This chapter explores changes in care policies and how these affect gendered opportunities in the wake of the 2008 financial crisis. It focuses on Spain and the United Kingdom, two national case studies that have very different cultural and policy trajectories. Although legislation and measures supporting parental leave, child care services and care for older people were introduced in both countries in the 1990s and 2000s, austerity measures following the financial crisis of 2008 have disrupted those policy directions. Both countries lack a strategic and sustainable approach to gender equality in care. In Spain, family solidarity mechanisms have resumed, with forced re-familisation and co-habitation. In the United Kingdom, the national deficit reduction plan has cut local government budgets for care services to older people and children. These changes have interrupted the ‘policy transformative potential’ brought about by programmes and legislation supporting care services during the previous two decades. As a consequence, in both countries, women’s access to well-paid jobs and professional development remains a challenge, in the context of insufficient and superficial gender equality legislation.
Social services are a social policy field with a rapidly growing political and theoretical importance in Europe. These services enhance human welfare and the overall well-being of people, but in different ways and through different mechanisms. In this chapter, social services – with specific attention to care for older people – are evaluated from three perspectives. First, social services are examined in connection to risks people meet during their life course. Becoming old and fragile is one of such risks. However, there is a large variety in the ways life-cycle risks are taken into account by national care service policies. Second, the universality of service provision – or lack of it – is considered. From this perspective, a general weakening of universalism is observed throughout Europe. Finally, there is a distinctiveness in social service provision related to the complexity and complementarity of these services. Complexity and complementarity are at the same time strengths and weaknesses in social services provision and might explain the low status these services exhibit even today.
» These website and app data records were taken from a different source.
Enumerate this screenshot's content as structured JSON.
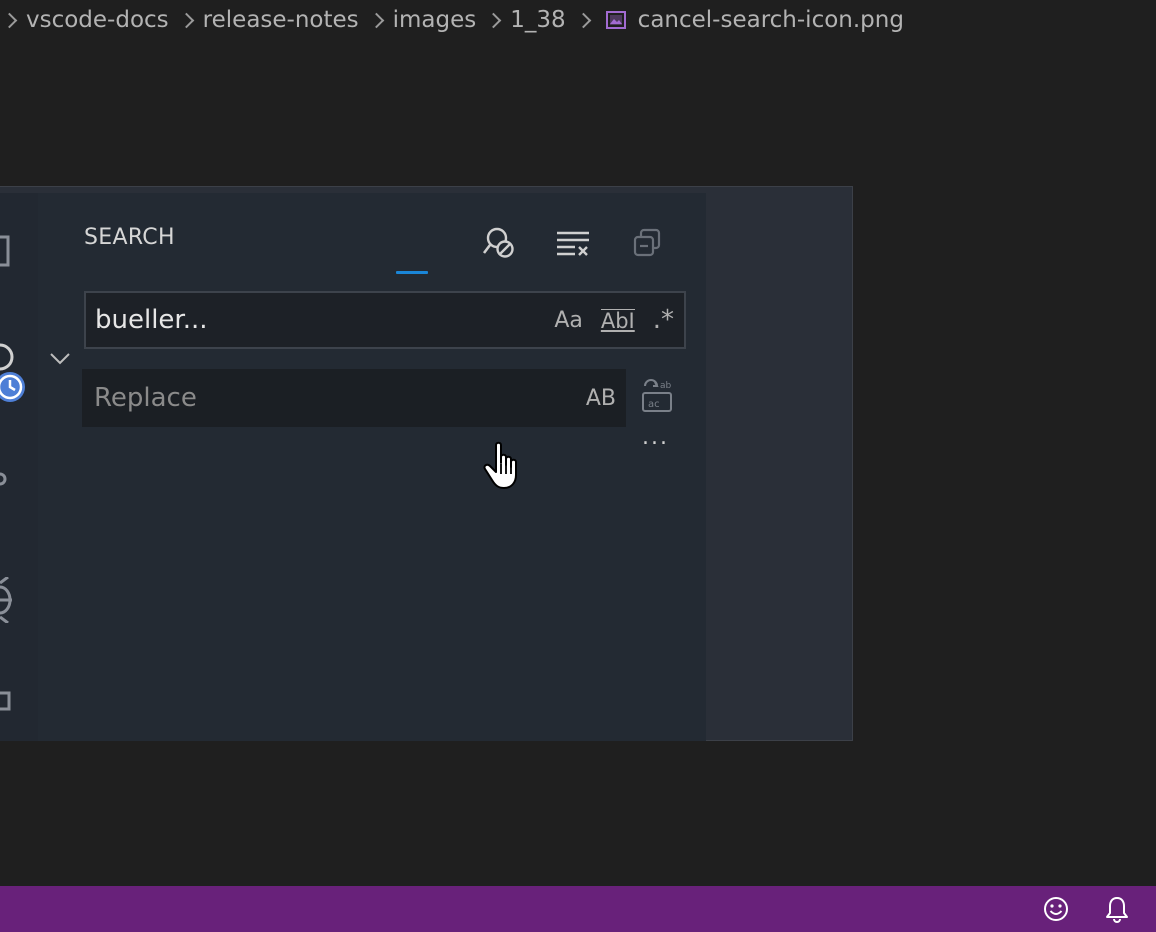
{
  "breadcrumb": {
    "items": [
      "vscode-docs",
      "release-notes",
      "images",
      "1_38"
    ],
    "file": "cancel-search-icon.png"
  },
  "search_view": {
    "title": "SEARCH",
    "search_value": "bueller...",
    "replace_placeholder": "Replace",
    "options": {
      "match_case": "Aa",
      "whole_word": "AbI",
      "regex": ".*",
      "preserve_case": "AB"
    },
    "more_label": "..."
  },
  "colors": {
    "status_bar": "#68217a",
    "accent": "#1a86d8"
  },
  "icons": [
    "chevron-right-icon",
    "image-file-icon",
    "cancel-search-icon",
    "clear-results-icon",
    "collapse-all-icon",
    "chevron-down-icon",
    "replace-all-icon",
    "feedback-smiley-icon",
    "notification-bell-icon"
  ]
}
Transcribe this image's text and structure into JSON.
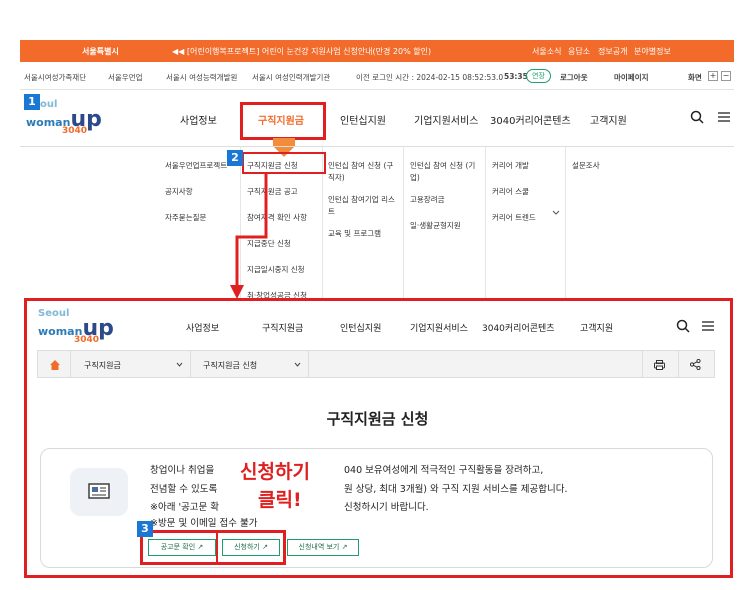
{
  "topbar": {
    "brand": "서울특별시",
    "notice": "◀◀ [어린이행복프로젝트] 어린이 눈건강 지원사업 신청안내(만경 20% 할인)",
    "links": [
      "서울소식",
      "응답소",
      "정보공개",
      "분야별정보"
    ]
  },
  "utilbar": {
    "sites": [
      "서울시여성가족재단",
      "서울우먼업",
      "서울시 여성능력개발원",
      "서울시 여성인력개발기관"
    ],
    "last_login": "이전 로그인 시간 : 2024-02-15 08:52:53.0",
    "timer": "53:35",
    "extend": "연장",
    "logout": "로그아웃",
    "mypage": "마이페이지",
    "screen": "화면",
    "plus": "+",
    "minus": "−"
  },
  "logo": {
    "seoul": "Seoul",
    "woman": "woman",
    "up": "up",
    "n3040": "3040"
  },
  "nav": [
    "사업정보",
    "구직지원금",
    "인턴십지원",
    "기업지원서비스",
    "3040커리어콘텐츠",
    "고객지원"
  ],
  "submenu": {
    "col1": [
      "서울우먼업프로젝트",
      "공지사항",
      "자주묻는질문"
    ],
    "col2": [
      "구직지원금 신청",
      "구직지원금 공고",
      "참여자격 확인 사항",
      "지급중단 신청",
      "지급일시중지 신청",
      "취·창업성공금 신청"
    ],
    "col3": [
      "인턴십 참여 신청 (구직자)",
      "인턴십 참여기업 리스트",
      "교육 및 프로그램"
    ],
    "col4": [
      "인턴십 참여 신청 (기업)",
      "고용장려금",
      "일·생활균형지원"
    ],
    "col5": [
      "커리어 개발",
      "커리어 스쿨",
      "커리어 트렌드"
    ],
    "col6": [
      "설문조사"
    ]
  },
  "badges": [
    "1",
    "2",
    "3"
  ],
  "crumb": {
    "level1": "구직지원금",
    "level2": "구직지원금 신청"
  },
  "page_title": "구직지원금 신청",
  "description": {
    "line1_a": "창업이나 취업을",
    "line1_b": "040 보유여성에게 적극적인 구직활동을 장려하고,",
    "line2_a": "전념할 수 있도록",
    "line2_b": "원 상당, 최대 3개월) 와 구직 지원 서비스를 제공합니다.",
    "line3_a": "※아래 '공고문 확",
    "line3_b": "신청하시기 바랍니다.",
    "line4": "※방문 및 이메일 접수 불가"
  },
  "annotation": {
    "line1": "신청하기",
    "line2": "클릭!"
  },
  "buttons": {
    "notice": "공고문 확인",
    "apply": "신청하기",
    "history": "신청내역 보기"
  }
}
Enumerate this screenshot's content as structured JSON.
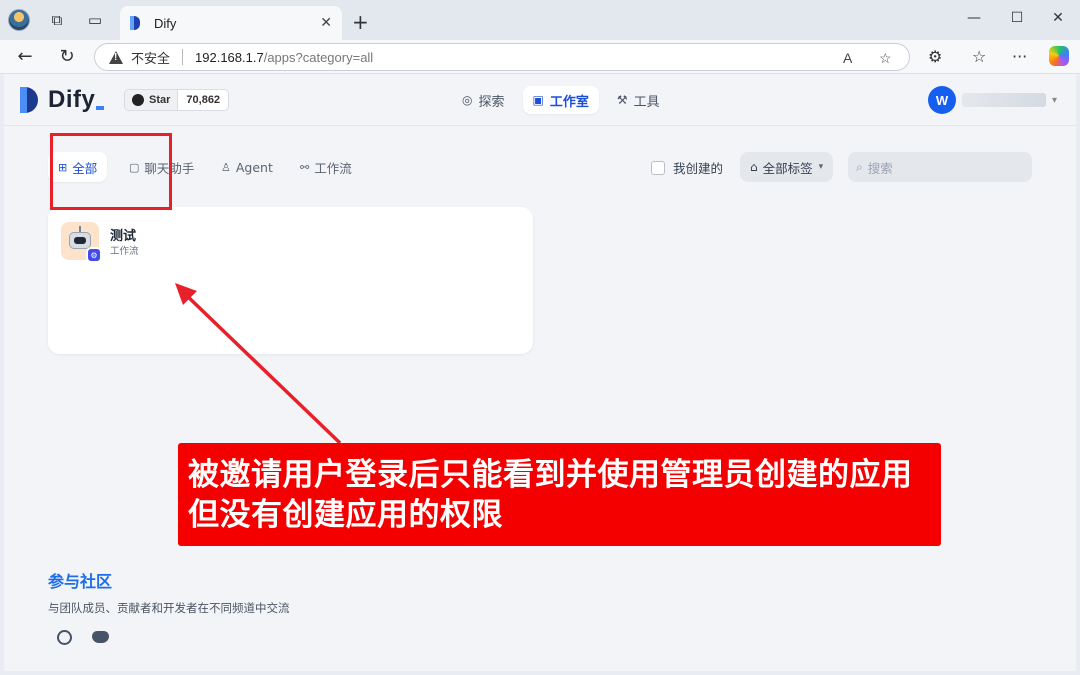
{
  "browser": {
    "tab_title": "Dify",
    "insecure_label": "不安全",
    "url_host": "192.168.1.7",
    "url_path": "/apps?category=all",
    "reader_icon": "A",
    "favorite_icon": "☆",
    "extensions_icon": "⚙",
    "favorites_icon": "☆",
    "more_icon": "···",
    "back_icon": "←",
    "refresh_icon": "↻",
    "newtab_icon": "+",
    "close_icon": "✕",
    "minimize_icon": "—",
    "maximize_icon": "☐"
  },
  "header": {
    "logo_text": "Dify",
    "github_star_label": "Star",
    "github_star_count": "70,862",
    "nav": [
      {
        "label": "探索",
        "icon": "explore-icon",
        "active": false
      },
      {
        "label": "工作室",
        "icon": "robot-icon",
        "active": true
      },
      {
        "label": "工具",
        "icon": "tools-icon",
        "active": false
      }
    ],
    "avatar_initial": "W"
  },
  "filters": {
    "categories": [
      {
        "label": "全部",
        "active": true
      },
      {
        "label": "聊天助手",
        "active": false
      },
      {
        "label": "Agent",
        "active": false
      },
      {
        "label": "工作流",
        "active": false
      }
    ],
    "my_created_label": "我创建的",
    "tags_label": "全部标签",
    "search_placeholder": "搜索"
  },
  "apps": [
    {
      "name": "测试",
      "type": "工作流"
    }
  ],
  "community": {
    "title": "参与社区",
    "description": "与团队成员、贡献者和开发者在不同频道中交流"
  },
  "annotation": {
    "line1": "被邀请用户登录后只能看到并使用管理员创建的应用",
    "line2": "但没有创建应用的权限",
    "color": "#f40000"
  },
  "colors": {
    "accent": "#1d4ed8",
    "brand_dark": "#1c3a8c",
    "annotation_red": "#e8202a"
  }
}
Kateřina Kubalčíková, Gábor Szüdi, Jaroslava Szüdi and Jana Havlíková
The chapter focuses on the implementation of de-institutionalisation in care for older people in the Czech Republic and Slovakia. The principles of de-institutionalisation were incorporated in the national strategic documents of both countries after the 2004 accession to the European Union. First, the question of how this concept influenced the Czech and Slovak national strategies, legislation and organisation of social services for older people is tackled. Subsequently, the chapter looks at the ‘responses’ of regional and local authorities and providers of care services for older people. Two case studies are then presented, which illustrate the ambivalent nature of the de-institutionalisation process. Particular attention is paid to the new role played by domiciliary care since this service form takes a central role as a ‘substitute’ for outdated or expensive institutionalised care. The chapter highlights how, even though a de-institutionalisation strategy was introduced at the national level in both countries, it was implemented without guaranteeing a constant and steady flow of financial resources, and the transition of national policy priorities to a ‘new’ conception of care for older people at the regional and local levels has been rather slow. As the case studies suggest, the implementation of the national strategy can actually lead to the exact opposite outcome than originally intended, with significant policy implications.